Many employers are already facing the tough choices involved with reducing their workforces in response to uncertain economic conditions and the resulting impact on their businesses and organizations. Workforce reductions can occur in the form of layoffs and furloughs.
What is a layoff?
Generally, a layoff is recorded by an employer as a termination of employment, having nothing to do with performance.
Laid-off employees have no expectation that they will return to work with the same employer.
What happens to an H-1B employee’s status when a layoff occurs?
A foreign national’s H-1B nonimmigrant status is tied to their employment with a particular employer. Therefore, when an H-1B employee is laid-off, their H-1B status ends.
The foreign national can remain in the U.S. following termination of employment for the shorter of sixty (60) days from the layoff date or the expiration date of the foreign national’s I-94 document.

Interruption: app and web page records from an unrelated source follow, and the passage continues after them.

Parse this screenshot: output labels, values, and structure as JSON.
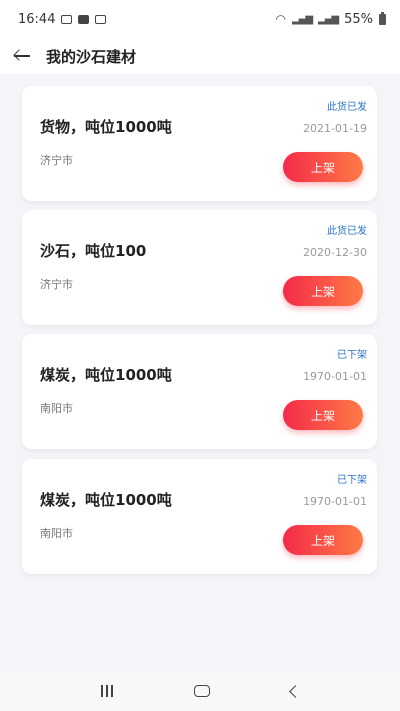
{
  "status_bar": {
    "time": "16:44",
    "battery": "55%"
  },
  "header": {
    "title": "我的沙石建材"
  },
  "items": [
    {
      "status": "此货已发",
      "title": "货物，吨位1000吨",
      "date": "2021-01-19",
      "city": "济宁市",
      "button_label": "上架"
    },
    {
      "status": "此货已发",
      "title": "沙石，吨位100",
      "date": "2020-12-30",
      "city": "济宁市",
      "button_label": "上架"
    },
    {
      "status": "已下架",
      "title": "煤炭，吨位1000吨",
      "date": "1970-01-01",
      "city": "南阳市",
      "button_label": "上架"
    },
    {
      "status": "已下架",
      "title": "煤炭，吨位1000吨",
      "date": "1970-01-01",
      "city": "南阳市",
      "button_label": "上架"
    }
  ],
  "colors": {
    "status_text": "#2a73c8",
    "button_gradient_start": "#f42a4a",
    "button_gradient_end": "#ff7a45",
    "background": "#f4f5f9"
  },
  "nav_bar": {
    "icons": [
      "recents-icon",
      "home-icon",
      "back-icon"
    ]
  }
}
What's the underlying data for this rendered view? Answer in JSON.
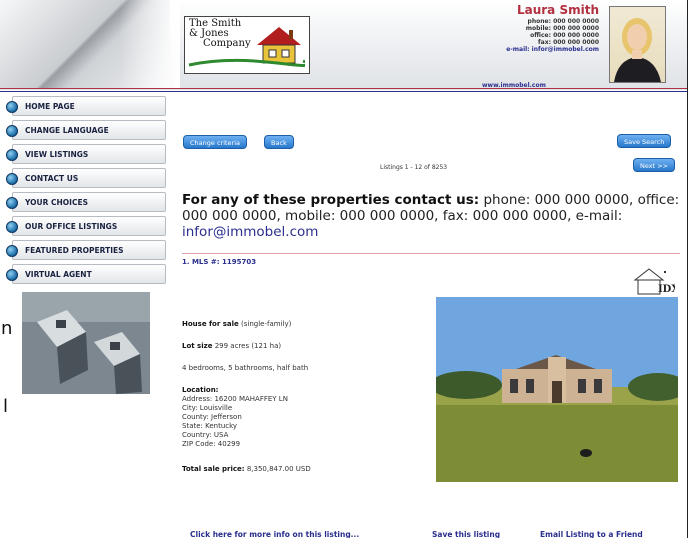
{
  "header": {
    "company_line1": "The Smith",
    "company_line2": "& Jones",
    "company_line3": "Company",
    "agent_name": "Laura Smith",
    "phone_label": "phone: 000 000 0000",
    "mobile_label": "mobile: 000 000 0000",
    "office_label": "office: 000 000 0000",
    "fax_label": "fax: 000 000 0000",
    "email_label": "e-mail: infor@immobel.com",
    "website": "www.immobel.com"
  },
  "nav": {
    "items": [
      {
        "label": "HOME PAGE"
      },
      {
        "label": "CHANGE LANGUAGE"
      },
      {
        "label": "VIEW LISTINGS"
      },
      {
        "label": "CONTACT US"
      },
      {
        "label": "YOUR CHOICES"
      },
      {
        "label": "OUR OFFICE LISTINGS"
      },
      {
        "label": "FEATURED PROPERTIES"
      },
      {
        "label": "VIRTUAL AGENT"
      }
    ]
  },
  "toolbar": {
    "change_criteria": "Change criteria",
    "back": "Back",
    "save_search": "Save Search",
    "next": "Next >>",
    "listings_count": "Listings 1 - 12 of 8253"
  },
  "contact_message": {
    "lead": "For any of these properties contact us:",
    "rest": " phone: 000 000 0000, office: 000 000 0000, mobile: 000 000 0000, fax: 000 000 0000, e-mail: ",
    "email": "infor@immobel.com"
  },
  "listing": {
    "mls": "1. MLS #: 1195703",
    "idx_logo_text": "IDX",
    "type_label": "House for sale",
    "type_value": "(single-family)",
    "lot_label": "Lot size",
    "lot_value": "299 acres (121 ha)",
    "rooms": "4 bedrooms, 5 bathrooms, half bath",
    "location_label": "Location:",
    "address": "Address: 16200 MAHAFFEY LN",
    "city": "City: Louisville",
    "county": "County: Jefferson",
    "state": "State: Kentucky",
    "country": "Country: USA",
    "zip": "ZIP Code: 40299",
    "price_label": "Total sale price:",
    "price_value": "8,350,847.00 USD"
  },
  "links": {
    "more_info": "Click here for more info on this listing...",
    "save_listing": "Save this listing",
    "email_friend": "Email Listing to a Friend"
  },
  "side_fragments": {
    "n": "n",
    "l": "l"
  },
  "colors": {
    "accent_blue": "#2778cc",
    "link_navy": "#2a2f8e",
    "name_red": "#b23040"
  }
}
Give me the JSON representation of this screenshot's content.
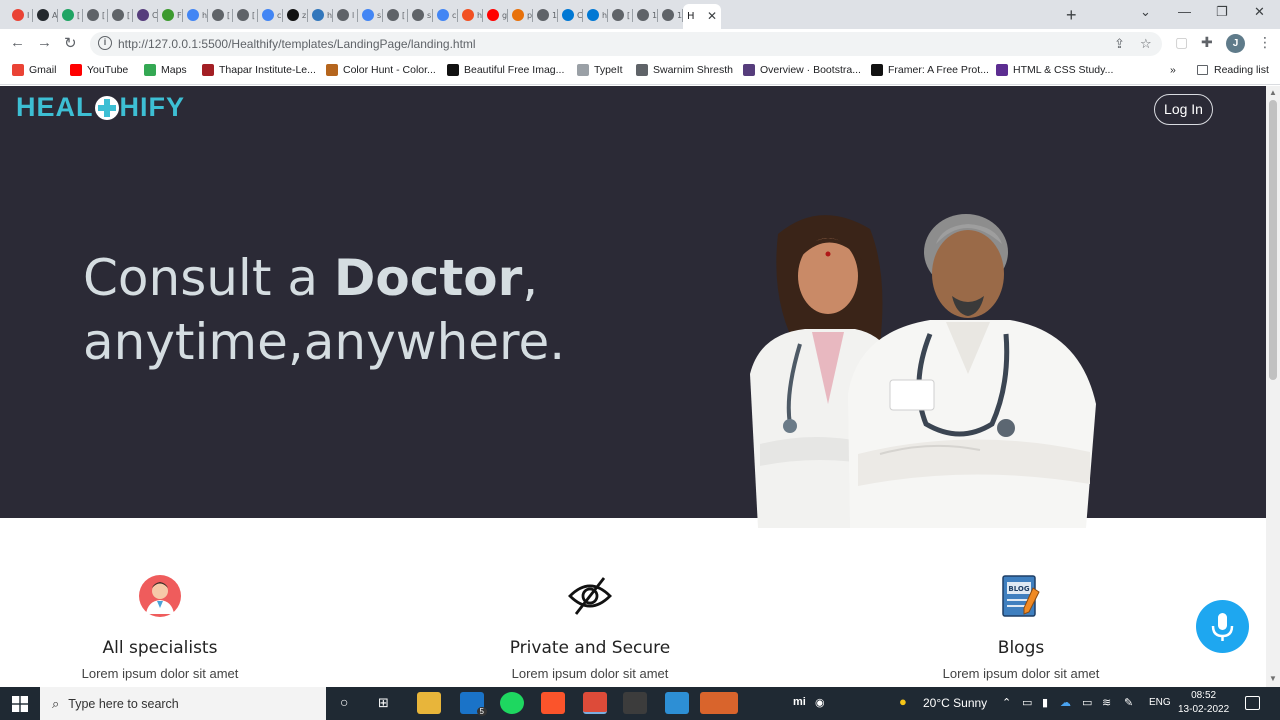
{
  "browser": {
    "tabs": [
      {
        "icon": "gmail-icon",
        "color": "#ea4335",
        "short": "I"
      },
      {
        "icon": "github-icon",
        "color": "#24292e",
        "short": "A"
      },
      {
        "icon": "drive-icon",
        "color": "#1fa463",
        "short": "["
      },
      {
        "icon": "globe-icon",
        "color": "#5f6368",
        "short": "["
      },
      {
        "icon": "globe-icon",
        "color": "#5f6368",
        "short": "["
      },
      {
        "icon": "bootstrap-icon",
        "color": "#563d7c",
        "short": "C"
      },
      {
        "icon": "webflow-icon",
        "color": "#3d9a2f",
        "short": "F"
      },
      {
        "icon": "google-icon",
        "color": "#4285f4",
        "short": "h"
      },
      {
        "icon": "globe-icon",
        "color": "#5f6368",
        "short": "["
      },
      {
        "icon": "globe-icon",
        "color": "#5f6368",
        "short": "["
      },
      {
        "icon": "google-icon",
        "color": "#4285f4",
        "short": "c"
      },
      {
        "icon": "app-icon",
        "color": "#111111",
        "short": "z"
      },
      {
        "icon": "edge-icon",
        "color": "#3277bc",
        "short": "h"
      },
      {
        "icon": "globe-icon",
        "color": "#5f6368",
        "short": "l"
      },
      {
        "icon": "google-icon",
        "color": "#4285f4",
        "short": "s"
      },
      {
        "icon": "globe-icon",
        "color": "#5f6368",
        "short": "["
      },
      {
        "icon": "globe-icon",
        "color": "#5f6368",
        "short": "s"
      },
      {
        "icon": "google-icon",
        "color": "#4285f4",
        "short": "c"
      },
      {
        "icon": "grid-icon",
        "color": "#f25022",
        "short": "h"
      },
      {
        "icon": "youtube-icon",
        "color": "#ff0000",
        "short": "g"
      },
      {
        "icon": "pen-icon",
        "color": "#e8710a",
        "short": "p"
      },
      {
        "icon": "globe-icon",
        "color": "#5f6368",
        "short": "1"
      },
      {
        "icon": "azure-icon",
        "color": "#0078d4",
        "short": "C"
      },
      {
        "icon": "azure-icon",
        "color": "#0078d4",
        "short": "h"
      },
      {
        "icon": "globe-icon",
        "color": "#5f6368",
        "short": "["
      },
      {
        "icon": "globe-icon",
        "color": "#5f6368",
        "short": "1"
      },
      {
        "icon": "globe-icon",
        "color": "#5f6368",
        "short": "1"
      }
    ],
    "active_tab_label": "H",
    "close_glyph": "✕",
    "new_tab_glyph": "+",
    "url": "http://127.0.0.1:5500/Healthify/templates/LandingPage/landing.html",
    "profile_initial": "J",
    "bookmarks": [
      {
        "label": "Gmail",
        "icon": "gmail-icon",
        "color": "#ea4335"
      },
      {
        "label": "YouTube",
        "icon": "youtube-icon",
        "color": "#ff0000"
      },
      {
        "label": "Maps",
        "icon": "maps-icon",
        "color": "#34a853"
      },
      {
        "label": "Thapar Institute-Le...",
        "icon": "thapar-icon",
        "color": "#a31f24"
      },
      {
        "label": "Color Hunt - Color...",
        "icon": "colorhunt-icon",
        "color": "#b5651d"
      },
      {
        "label": "Beautiful Free Imag...",
        "icon": "unsplash-icon",
        "color": "#111111"
      },
      {
        "label": "TypeIt",
        "icon": "typeit-icon",
        "color": "#9aa0a6"
      },
      {
        "label": "Swarnim Shresth",
        "icon": "globe-icon",
        "color": "#5f6368"
      },
      {
        "label": "Overview · Bootstra...",
        "icon": "bootstrap-icon",
        "color": "#563d7c"
      },
      {
        "label": "Framer: A Free Prot...",
        "icon": "framer-icon",
        "color": "#111111"
      },
      {
        "label": "HTML & CSS Study...",
        "icon": "study-icon",
        "color": "#5c2d91"
      }
    ],
    "bookmarks_more": "»",
    "reading_list": "Reading list"
  },
  "page": {
    "logo_left": "HEAL",
    "logo_right": "HIFY",
    "login_label": "Log In",
    "headline_1a": "Consult a ",
    "headline_1b": "Doctor",
    "headline_1c": ",",
    "headline_2": "anytime,anywhere.",
    "features": [
      {
        "title": "All specialists",
        "desc": "Lorem ipsum dolor sit amet",
        "icon": "doctor-avatar-icon"
      },
      {
        "title": "Private and Secure",
        "desc": "Lorem ipsum dolor sit amet",
        "icon": "eye-slash-icon"
      },
      {
        "title": "Blogs",
        "desc": "Lorem ipsum dolor sit amet",
        "icon": "blog-icon"
      }
    ],
    "colors": {
      "hero_bg": "#2b2a36",
      "logo": "#3dbfd4",
      "mic": "#1ea7f0"
    }
  },
  "taskbar": {
    "search_placeholder": "Type here to search",
    "mail_badge": "5",
    "weather": "20°C  Sunny",
    "language": "ENG",
    "time": "08:52",
    "date": "13-02-2022",
    "mi_label": "mi"
  }
}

During the 60-day grace period, the foreign national can seek new employment opportunities, but a new employer will need to file a change of employer petition with U.S. Citizenship and Immigration Services (USCIS) to sponsor the foreign national for H-1B status or, if eligible, file with USCIS to change to another status.
If a new employer has not filed an H-1B change of employer petition or the foreign national has not otherwise filed for another status within the grace period, then the foreign national will need to leave the U.S. to avoid being out of status. A foreign national with a pending green card (or Adjustment of Status) application or other pending application granting lawful status (e.g., asylum) should consult with independent immigration counsel regarding their options.

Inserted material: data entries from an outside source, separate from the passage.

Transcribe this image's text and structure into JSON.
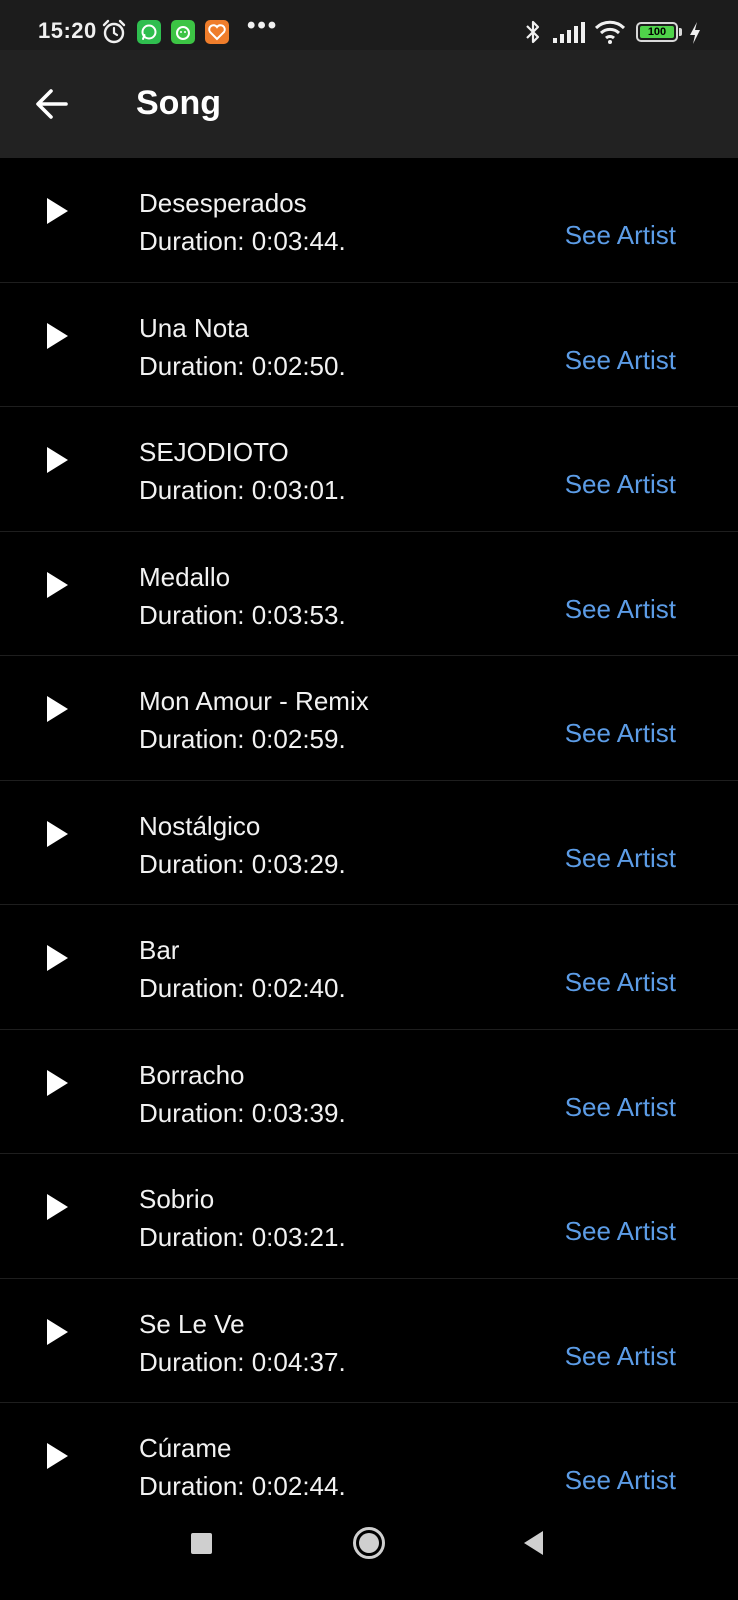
{
  "status_bar": {
    "time": "15:20",
    "battery": "100",
    "icons": [
      "alarm-icon",
      "whatsapp-icon",
      "app-icon",
      "app-icon",
      "more-icon",
      "bluetooth-icon",
      "signal-icon",
      "wifi-icon",
      "battery-icon",
      "charging-icon"
    ]
  },
  "app_bar": {
    "title": "Song",
    "back_icon": "arrow-left-icon"
  },
  "songs": [
    {
      "title": "Desesperados",
      "duration": "Duration: 0:03:44.",
      "action": "See Artist"
    },
    {
      "title": "Una Nota",
      "duration": "Duration: 0:02:50.",
      "action": "See Artist"
    },
    {
      "title": "SEJODIOTO",
      "duration": "Duration: 0:03:01.",
      "action": "See Artist"
    },
    {
      "title": "Medallo",
      "duration": "Duration: 0:03:53.",
      "action": "See Artist"
    },
    {
      "title": "Mon Amour - Remix",
      "duration": "Duration: 0:02:59.",
      "action": "See Artist"
    },
    {
      "title": "Nostálgico",
      "duration": "Duration: 0:03:29.",
      "action": "See Artist"
    },
    {
      "title": "Bar",
      "duration": "Duration: 0:02:40.",
      "action": "See Artist"
    },
    {
      "title": "Borracho",
      "duration": "Duration: 0:03:39.",
      "action": "See Artist"
    },
    {
      "title": "Sobrio",
      "duration": "Duration: 0:03:21.",
      "action": "See Artist"
    },
    {
      "title": "Se Le Ve",
      "duration": "Duration: 0:04:37.",
      "action": "See Artist"
    },
    {
      "title": "Cúrame",
      "duration": "Duration: 0:02:44.",
      "action": "See Artist"
    }
  ],
  "colors": {
    "background": "#000000",
    "app_bar": "#222222",
    "accent_link": "#5c9ce6",
    "text": "#f2f2f2"
  },
  "nav_bar": {
    "icons": [
      "recents-icon",
      "home-icon",
      "back-icon"
    ]
  }
}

What is a furlough?
A furlough is the placing of an employee in a temporary non-productive, unpaid status because of lack of work or funds or other non-disciplinary reasons. An employer will use a furlough to retain employees it can’t afford to pay but doesn’t wish to lay off or terminate. A furloughed employee will generally continue to receive benefits during the period of non-productive status.
Furloughed employees have an expectation that they will return to work with the same employer. Usually (but not always), an employer will specify a date or a condition for furloughed employees to resume their duties.
Can an H-1B employee be furloughed and not paid wages?
No. An employer must continue to pay the required wages to H-1B employees placed in a nonproductive status by the employer. Therefore, in the event of a company furlough, an H-1B employee will still need to be paid according to the certified Labor Condition Application (LCA) and H-1B petition.
Should an employer opt to instead reduce the H-1B worker’s hours (e.g., from full-time to part-time), such action would be considered a material change in the terms and conditions of employment, requiring an amended LCA and H-1B petition to be filed with USCIS on the employee’s behalf.
In certain cases, an employer may require furloughed H-1B workers to use accrued paid time off or sick leave. Those cases should be reviewed with immigration counsel to ensure continued compliance with the H-1B regulations and any other applicable laws.
When does an employer’s obligation to pay an H-1B employee end?
An employer’s obligation to pay an H-1B employee ends only when there is a bona fide termination of employment. A bona fide termination of H-1B employment requires the employer to notify USCIS of the termination and to withdraw the LCA filed with the Department of Labor in connection with the H-1B petition.
The employer is also required to pay “the reasonable costs of return transportation” of the H-1B employee to their home country.
Failure to effectuate a bona fide termination could render an employer liable for back wages to the terminated H-1B employee.